When I was younger, calling guys ‘gay’ was very commonplace in the world of childish insults. From my earlier grade school years when I didn’t really understand what the term meant yet to my high school years when guys thought using the term as an insult was cool; ‘gay’, ‘bakla’, or ‘bading’ were heard pretty often.
Welcome to the year 2018, where LGBT movements reign supreme and more and more people are finally starting to understand why these terms should never be used as insults.
Yesterday, a Twitter exchange between singers Darren Espanto and JK Labajo went viral. I don’t really know how it all started, but at one point, JK tweeted Darren saying “gayness at its finest”, to which Darren responded with “Timing ‘no? Dinelete ng “hacker” mo yung tweet na ‘to after kang kausapin ng management. Pag nahanap mo yung hacker mo, puntahan niyo ako para malaman niyo kung sino yung totoong BAKLA.” [What great timing. Your ‘hacker’ deleted this tweet after management talked to you. Once you find your hacker, come see me, so you’ll know who the real gay guy is.]
Timing ‘no? Dinelete ng “hacker” mo yung tweet na ‘to after kang kausapin ng management.
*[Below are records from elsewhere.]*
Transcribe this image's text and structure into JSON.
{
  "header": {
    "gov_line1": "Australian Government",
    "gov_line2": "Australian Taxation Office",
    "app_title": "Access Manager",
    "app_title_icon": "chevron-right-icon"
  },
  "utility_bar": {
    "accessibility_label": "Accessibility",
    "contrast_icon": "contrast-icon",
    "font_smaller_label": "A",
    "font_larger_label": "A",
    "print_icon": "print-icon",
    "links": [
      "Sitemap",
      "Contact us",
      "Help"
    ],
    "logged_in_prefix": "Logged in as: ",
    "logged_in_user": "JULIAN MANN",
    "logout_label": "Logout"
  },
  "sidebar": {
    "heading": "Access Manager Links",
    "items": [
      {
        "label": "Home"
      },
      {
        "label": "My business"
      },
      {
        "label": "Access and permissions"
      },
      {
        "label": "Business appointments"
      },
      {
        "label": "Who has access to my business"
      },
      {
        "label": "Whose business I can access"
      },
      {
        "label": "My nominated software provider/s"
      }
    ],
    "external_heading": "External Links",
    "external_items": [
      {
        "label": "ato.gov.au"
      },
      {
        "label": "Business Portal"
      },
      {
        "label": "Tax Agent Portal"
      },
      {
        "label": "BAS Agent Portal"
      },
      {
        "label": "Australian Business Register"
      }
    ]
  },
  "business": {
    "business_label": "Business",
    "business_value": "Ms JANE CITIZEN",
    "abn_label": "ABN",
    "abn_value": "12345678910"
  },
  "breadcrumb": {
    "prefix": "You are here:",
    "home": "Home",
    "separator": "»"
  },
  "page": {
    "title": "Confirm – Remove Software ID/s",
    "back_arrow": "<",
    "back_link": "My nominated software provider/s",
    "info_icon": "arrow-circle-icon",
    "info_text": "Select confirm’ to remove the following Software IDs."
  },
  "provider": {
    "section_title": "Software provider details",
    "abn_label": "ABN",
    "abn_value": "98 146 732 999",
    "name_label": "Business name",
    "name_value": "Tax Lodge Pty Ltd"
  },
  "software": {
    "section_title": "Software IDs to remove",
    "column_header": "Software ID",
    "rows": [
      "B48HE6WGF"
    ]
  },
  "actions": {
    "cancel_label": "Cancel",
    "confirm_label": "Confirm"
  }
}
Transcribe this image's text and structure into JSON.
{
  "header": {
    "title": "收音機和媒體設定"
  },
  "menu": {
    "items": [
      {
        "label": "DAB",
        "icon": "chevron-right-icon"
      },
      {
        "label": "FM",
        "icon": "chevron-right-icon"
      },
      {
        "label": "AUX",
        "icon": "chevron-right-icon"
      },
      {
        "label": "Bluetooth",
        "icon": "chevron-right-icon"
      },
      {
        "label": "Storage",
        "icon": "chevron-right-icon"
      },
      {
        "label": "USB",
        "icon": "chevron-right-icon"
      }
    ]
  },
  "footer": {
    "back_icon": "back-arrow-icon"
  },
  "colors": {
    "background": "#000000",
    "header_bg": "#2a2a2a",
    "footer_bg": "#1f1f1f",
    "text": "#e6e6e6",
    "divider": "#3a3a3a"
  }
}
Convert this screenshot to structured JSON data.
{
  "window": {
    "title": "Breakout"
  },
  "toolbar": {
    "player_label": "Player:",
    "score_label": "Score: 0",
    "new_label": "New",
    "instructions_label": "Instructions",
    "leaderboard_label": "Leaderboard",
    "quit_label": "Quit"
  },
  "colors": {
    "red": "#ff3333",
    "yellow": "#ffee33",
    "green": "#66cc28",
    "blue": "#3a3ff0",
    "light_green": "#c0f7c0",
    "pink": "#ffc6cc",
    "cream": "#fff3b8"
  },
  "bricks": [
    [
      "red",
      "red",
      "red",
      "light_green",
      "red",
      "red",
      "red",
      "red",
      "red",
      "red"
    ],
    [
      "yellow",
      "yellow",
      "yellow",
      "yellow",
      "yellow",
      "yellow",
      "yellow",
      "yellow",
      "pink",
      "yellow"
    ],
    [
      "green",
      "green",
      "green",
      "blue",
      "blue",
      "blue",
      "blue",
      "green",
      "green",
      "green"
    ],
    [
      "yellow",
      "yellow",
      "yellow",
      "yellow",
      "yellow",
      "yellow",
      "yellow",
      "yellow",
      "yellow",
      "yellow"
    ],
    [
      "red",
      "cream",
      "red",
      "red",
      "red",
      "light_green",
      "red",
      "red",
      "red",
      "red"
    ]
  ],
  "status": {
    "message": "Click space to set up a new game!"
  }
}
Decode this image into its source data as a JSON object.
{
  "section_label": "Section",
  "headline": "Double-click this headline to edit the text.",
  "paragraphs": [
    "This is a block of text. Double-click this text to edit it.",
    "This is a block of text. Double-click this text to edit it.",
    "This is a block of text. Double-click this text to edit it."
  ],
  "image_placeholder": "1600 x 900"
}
Pag nahanap mo yung hacker mo puntahan niyo ako para malaman niyo kung sino yung totoong BAKLA. @KarlosLabajo pic.twitter.com/HhVsMVhrSH
— Darren Espanto (@Espanto2001) October 22, 2018
JK has since apologized for the misunderstanding.( Apparently, his Twitter account was hacked.) And Darren has since apologized for using ‘bakla’ as a derogatory term. “I’m sorry if this has offended anyone,” Darren says in another tweet. He also explains: “I’ve been bashed with this since I was in The Voice Kids (I was 12) pero wala kayong narinig. I’m 17 now, kakapagod na rin.” […but you never heard anything from me. I’m 17 now, it gets tiring, you know.]
While some Twitter users have come to Darren’s defense saying that he has the right to be offended since he isn’t gay, other Twitter users were quick to call both of them off for using ‘gay’ and ‘bakla’ as insults in the first place. And we agree. Did you know that anti-gay names increase anxiety, depression, personal distress and a lower sense of school belonging in students, regardless of their sexual orientation? (Source: V.P. Poteat and D.L. Espelage, 2007)
We are lucky to live in a time where people are able to speak out and teach others right from wrong, and in such an instantaneous form, as well. Speaking out on social media may not always be easy, and you may second-guess yourself from time to time; but doing so can make other people more comfortable with speaking out and defending others, as well as themselves.
Whenever you have the chance to educate someone on the spot, please do not hesitate to do it. Make sure that people know that using gay terms in a derogatory way is disrespectful. Speak out. Make a difference. And let’s be more sensitive about the terms that we use on a daily basis.